#### Records to use:
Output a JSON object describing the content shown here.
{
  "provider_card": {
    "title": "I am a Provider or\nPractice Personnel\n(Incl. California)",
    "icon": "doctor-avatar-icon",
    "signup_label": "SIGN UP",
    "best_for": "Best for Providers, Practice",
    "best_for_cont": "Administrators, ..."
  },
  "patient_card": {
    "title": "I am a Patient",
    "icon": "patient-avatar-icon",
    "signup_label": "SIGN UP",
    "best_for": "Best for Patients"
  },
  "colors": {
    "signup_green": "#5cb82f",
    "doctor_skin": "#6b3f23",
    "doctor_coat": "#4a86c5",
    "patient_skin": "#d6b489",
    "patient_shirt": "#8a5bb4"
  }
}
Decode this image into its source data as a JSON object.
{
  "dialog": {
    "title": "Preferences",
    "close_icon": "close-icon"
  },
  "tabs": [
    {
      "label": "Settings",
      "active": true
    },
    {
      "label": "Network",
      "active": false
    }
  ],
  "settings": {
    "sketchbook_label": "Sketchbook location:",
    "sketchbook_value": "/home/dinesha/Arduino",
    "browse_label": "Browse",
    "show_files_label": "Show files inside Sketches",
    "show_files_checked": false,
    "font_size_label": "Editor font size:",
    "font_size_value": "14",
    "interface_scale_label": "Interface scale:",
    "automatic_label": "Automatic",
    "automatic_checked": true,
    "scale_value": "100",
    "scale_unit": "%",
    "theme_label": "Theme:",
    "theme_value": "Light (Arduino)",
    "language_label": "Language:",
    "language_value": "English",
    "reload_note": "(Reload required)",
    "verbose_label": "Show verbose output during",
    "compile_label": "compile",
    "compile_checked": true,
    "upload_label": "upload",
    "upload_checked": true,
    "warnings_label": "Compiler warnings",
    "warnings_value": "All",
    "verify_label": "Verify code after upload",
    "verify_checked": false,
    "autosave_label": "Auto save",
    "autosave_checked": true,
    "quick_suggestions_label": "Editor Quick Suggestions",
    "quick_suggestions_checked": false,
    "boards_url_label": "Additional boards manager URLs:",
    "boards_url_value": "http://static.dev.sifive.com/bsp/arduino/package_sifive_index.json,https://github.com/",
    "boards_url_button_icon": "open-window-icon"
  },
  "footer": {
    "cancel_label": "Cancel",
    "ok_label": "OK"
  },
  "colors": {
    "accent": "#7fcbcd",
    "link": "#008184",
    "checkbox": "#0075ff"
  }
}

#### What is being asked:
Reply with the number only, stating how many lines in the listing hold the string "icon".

#### Response:
4